The appeals court upheld the verdict. The insured’s losses, the judge wrote, were not necessarily related to the wholesaler’s failure to give the carrier a readable file including the request for a monthly limit of indemnity. “Based on our review of the record,” he wrote, “the jury could also have found that Saratoga’s claims for damages against Ward arose entirely out of … Ward’s own negligence in, among other things, failing to exclude ordinary payroll from the insurance application.” Since the jury could have plausibly reached this conclusion, the judge ruled that their verdict was not incorrect.
This problem occurred because apparently no one checked either the quote or the policy against the original applications to see if there were differences. Had the retail agent conducted a careful review of both, the absence of the ordinary payroll exclusion would have been apparent. That would have supported the purchase of a reduced limit and lowered the risk of a coinsurance penalty. The Monthly Limit of Indemnity option would have suspended the coinsurance condition altogether, but it appears that no one checked for that, either. Instead, the problems came to light only after a fire occurred, and that is the wrong time to find out.
When business owners are shopping for insurance, they are naturally focused on its cost. It is the agent’s job to at least remind them of the importance of coverage. If the agent does not check to make sure the requested coverage is in place, the insured might not check either. This agency’s failure to do a quality check cost it a very large jury award.

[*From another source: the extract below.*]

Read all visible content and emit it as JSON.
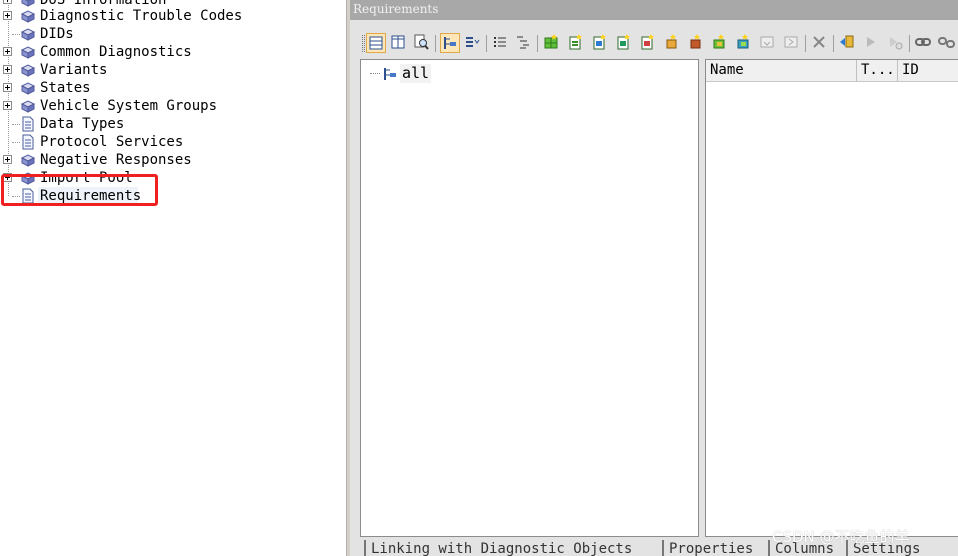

It was not disclosed of how much E&O coverage this agency had, but if it had only a $1 million of coverage, then the agency would have to cover the additional $1.2 million out of their own funds. Some agencies may still have a $1 million dollar policy because this is all that some carriers require, however this is like getting minimum auto insurance liability. Every agency owner is at risk for exhausting their E&O limits, but the ones who have higher limits are much less at risk than those with a very low $1 million limit.